Financial Pressure From Rent is Moving Up the Income Ladder



Connecting state and local government leaders

"Ultimately, we're in a rental affordability crisis,” says a researcher who worked on a new report that looks at this and other rental housing trends.

Rent is increasingly posing an outsized financial burden for households earning between $30,000 and $75,000 a year, according to new research from the Harvard Joint Center for Housing Studies.

The 2020 edition of the America’s Rental Housing report highlights other trends as well. For instance, it's become more common for higher-earning households to rent, and newly constructed rental housing tends to be built for the pricier end of the market. But the researchers flagged the way that difficulties with housing affordability are “climbing the income ladder” as a key finding.

Among households earning between $30,000 and $44,999 annually, the share of “cost-burdened” renters (those spending more than 30% of their income on rent and utilities) increased by about 5.4 percentage points between 2011 and 2018, to around 56%.

Over that same timeframe, the share of cost-burdened renters rose by about 4.3 percentage points, to around 27%, among households earning $45,000 to $74,999.

The pressure on middle-income renters can be especially high in expensive coastal cities like San Francisco and New York. But Whitney Airgood-Obrycki, a researcher with the Joint Center for Housing Studies, said the issue is not confined to those places.

"This is a trend that we're seeing playing out in metros of all sizes across the country,” she said at an event last week.

The report documents how the spread of rental cost burdens up the income scale has coincided with an ongoing decline in lower-cost rentals.

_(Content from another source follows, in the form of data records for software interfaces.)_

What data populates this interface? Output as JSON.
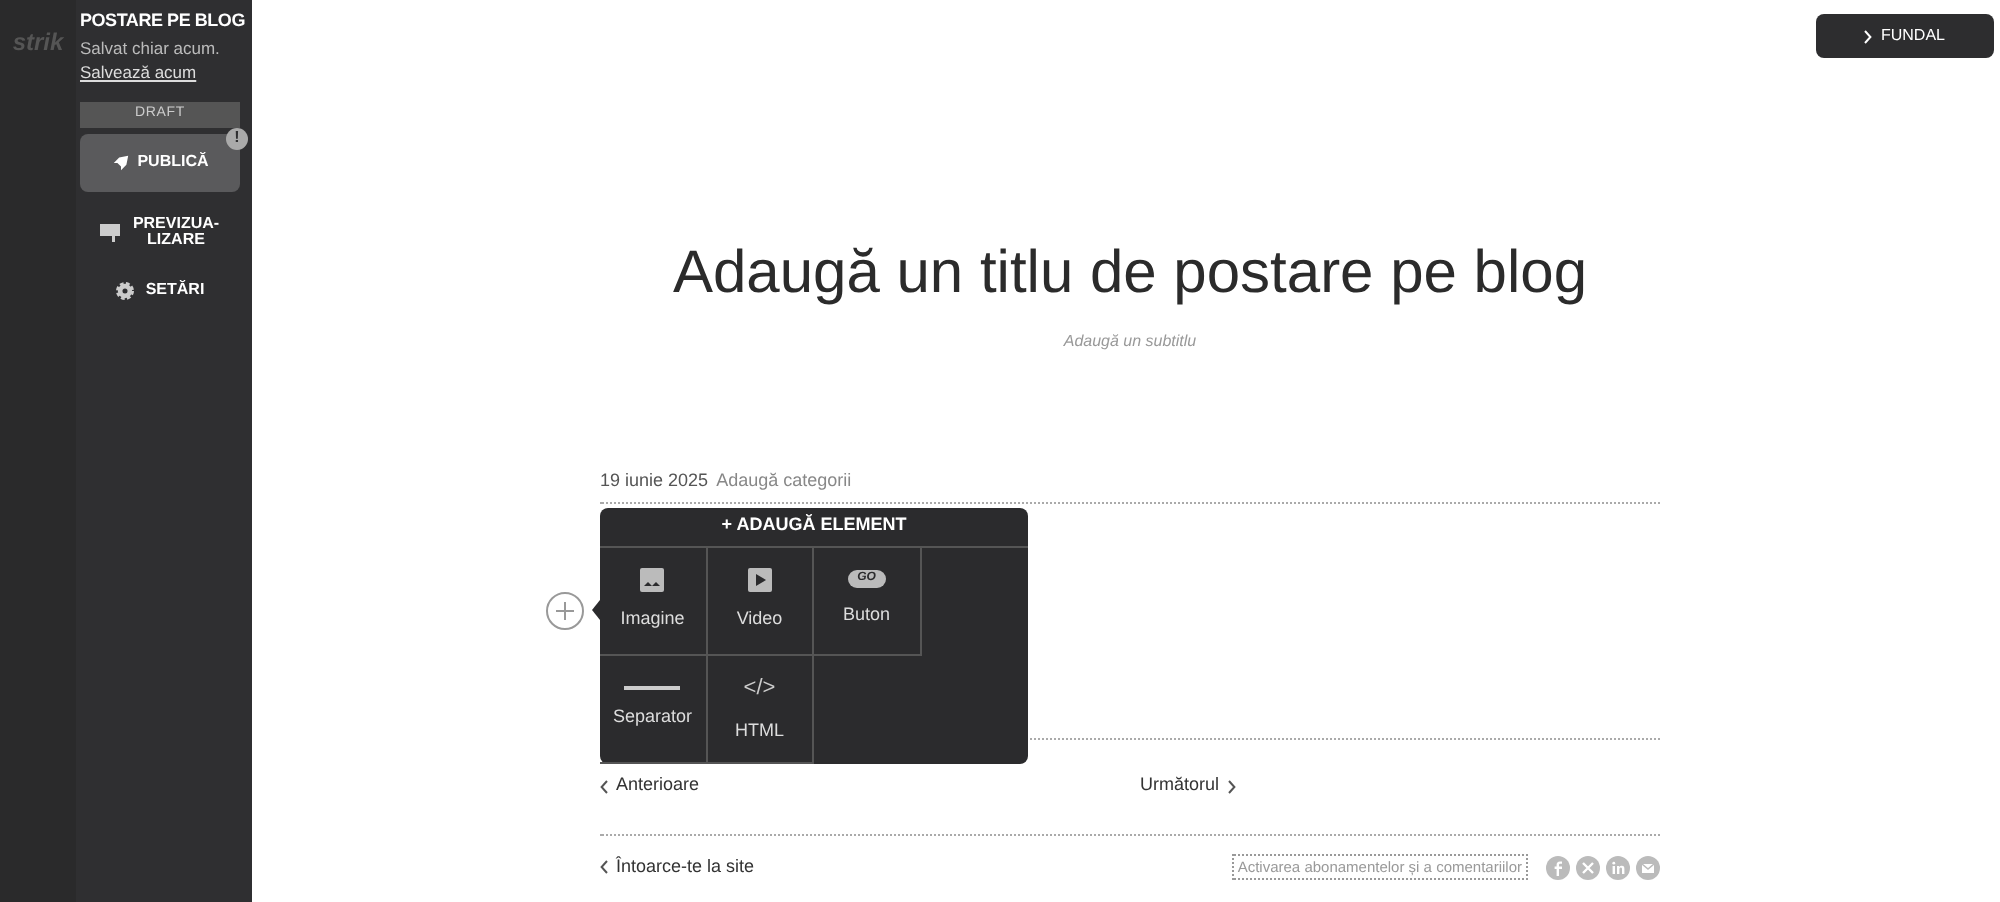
{
  "background_app": {
    "logo": "strik"
  },
  "panel": {
    "title": "POSTARE PE BLOG",
    "save_status": "Salvat chiar acum.",
    "save_link": "Salvează acum",
    "badge": "DRAFT",
    "publish": {
      "label": "PUBLICĂ",
      "warning": "!"
    },
    "actions": [
      {
        "kind": "preview",
        "label": "PREVIZUA-\nLIZARE"
      },
      {
        "kind": "settings",
        "label": "SETĂRI"
      }
    ]
  },
  "background_button": "FUNDAL",
  "post": {
    "title": "Adaugă un titlu de postare pe blog",
    "subtitle": "Adaugă un subtitlu",
    "date": "19 iunie 2025",
    "category_link": "Adaugă categorii"
  },
  "add_element": {
    "title": "+ ADAUGĂ ELEMENT",
    "items": [
      {
        "kind": "image",
        "label": "Imagine"
      },
      {
        "kind": "video",
        "label": "Video"
      },
      {
        "kind": "button",
        "label": "Buton",
        "icon_text": "GO"
      },
      {
        "kind": "separator",
        "label": "Separator"
      },
      {
        "kind": "html",
        "label": "HTML",
        "icon_text": "</>"
      }
    ]
  },
  "navigation": {
    "previous": "Anterioare",
    "next": "Următorul"
  },
  "footer": {
    "back": "Întoarce-te la site",
    "subscribe": "Activarea abonamentelor și a comentariilor",
    "social": [
      {
        "kind": "facebook"
      },
      {
        "kind": "x"
      },
      {
        "kind": "linkedin"
      },
      {
        "kind": "email"
      }
    ]
  }
}
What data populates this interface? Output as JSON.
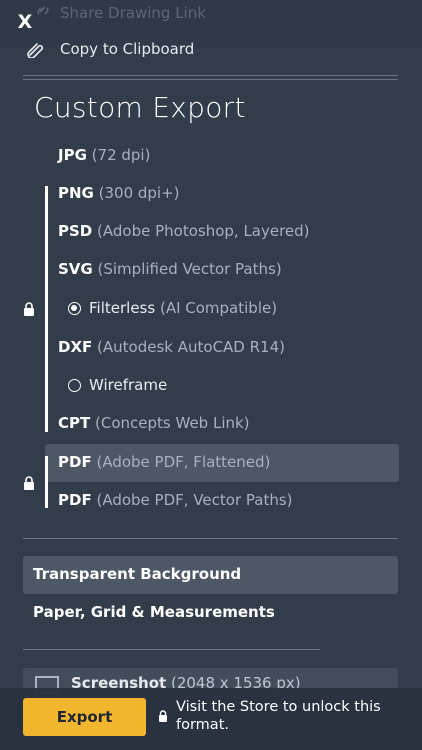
{
  "header": {
    "close_label": "X",
    "share_label": "Share Drawing Link",
    "clipboard_label": "Copy to Clipboard"
  },
  "section_title": "Custom Export",
  "formats": [
    {
      "name": "JPG",
      "desc": "(72 dpi)"
    },
    {
      "name": "PNG",
      "desc": "(300 dpi+)"
    },
    {
      "name": "PSD",
      "desc": "(Adobe Photoshop, Layered)"
    },
    {
      "name": "SVG",
      "desc": "(Simplified Vector Paths)"
    },
    {
      "name": "Filterless",
      "desc": "(AI Compatible)",
      "selected": true
    },
    {
      "name": "DXF",
      "desc": "(Autodesk AutoCAD R14)"
    },
    {
      "name": "Wireframe",
      "selected": false
    },
    {
      "name": "CPT",
      "desc": "(Concepts Web Link)"
    },
    {
      "name": "PDF",
      "desc": "(Adobe PDF, Flattened)",
      "highlighted": true
    },
    {
      "name": "PDF",
      "desc": "(Adobe PDF, Vector Paths)"
    }
  ],
  "background_options": [
    {
      "label": "Transparent Background",
      "selected": true
    },
    {
      "label": "Paper, Grid & Measurements",
      "selected": false
    }
  ],
  "screenshot": {
    "label": "Screenshot",
    "size": "(2048 x 1536 px)"
  },
  "footer": {
    "export_label": "Export",
    "unlock_message": "Visit the Store to unlock this format."
  },
  "colors": {
    "background": "#323c4a",
    "highlight": "#4d5766",
    "accent": "#f2b52e"
  }
}
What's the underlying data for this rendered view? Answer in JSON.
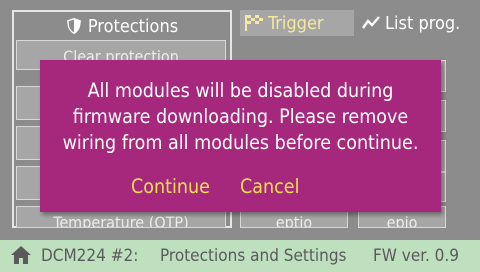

Despite the generally healthy economy, earnings growth has not kept up with the cost of rising rents, researchers found.

For a household earning $45,000 annually to meet the 30%-of-income affordability standard, they’d need to pay about $1,125 or less per month in housing costs.

While middle-income renters are facing fast-rising housing cost burdens, Airgood-Obrycki said it’s important to note that there are major housing affordability concerns for the lowest-income renters.

In 2018, upwards of 80% of renters earning under $15,000 a year were spending at least 30% of their income on housing.

"Ultimately, we're in a rental affordability crisis,” Airgood-Obrycki said.

Between 2004 and 2016, the nation saw a significant run-up in rental demand, with the addition of more than 10 million renter households and the rentership rate increasing to about 36%. Currently, rentership appears to be at somewhat of a plateau with the number of renter households holding at around 43.5 million for about four years.

But rental demand among those earning $75,000 a year or more has been strong compared to early 2000s, when lower-income households drove more of the growth.

“That's keeping markets tight and it's also changing the demographic profile of renters,” said Airgood-Obrycki. “This is a really enormous shift and it's having a big impact on rental markets.”

She noted that many of the higher-earning renter households are college-educated, young married couples who look a lot like the first-time homebuyers of years gone by. 

There are different theories as to why more households like this are choosing to rent rather than buy—for example, maybe it’s a matter of preference, or maybe the costs of buying a home are too high. Homeownership growth since 2010 mostly occurred for households who earn at least $150,000 per year, with much of the growth happening for those earning $200,000 or more.

But setting aside the causes of the rising tide of higher-income renters, the end result is that more people with more money are seeking rental housing. Households earning $75,000 or more now account for nearly a quarter of all renters, a six percentage point increase since 2004.

On the supply side, there is new housing being built, with new rental construction near its highest levels in three decades, according to the report. "Importantly though, a lot of this new construction has been geared toward the high end,” Airgood-Obrycki said.

The report says that the median asking rent for unfurnished, new units completed during 2018 and 2019 was about $1,600 a month. That’s up 37% compared to units completed in 2000 after taking inflation into account. Meanwhile, about 1-in-5 newly built apartments had asking rents that were $2,450 or more. One big reason that rental costs are on the rise is that many of the new rental units are being built in major metropolitan regions where land is expensive.

As of the third quarter of 2019, the nation had seen 21 consecutive quarters of rents rising by more than 3% year over year, the Harvard researchers found. Adjust for inflation and that statistic increases to 29 quarters, just one short of the longest stretch dating back to the 1940s.

Over this roughly seven-year period of rent growth, rents have increased by about 27%, the report also notes, roughly four times faster than the prices of all other goods.

A full copy of the report can be found here.

Bill Lucia is a senior reporter for Route Fifty and is based in Olympia, Washington.

NEXT STORY: Where in the World is Kansas City?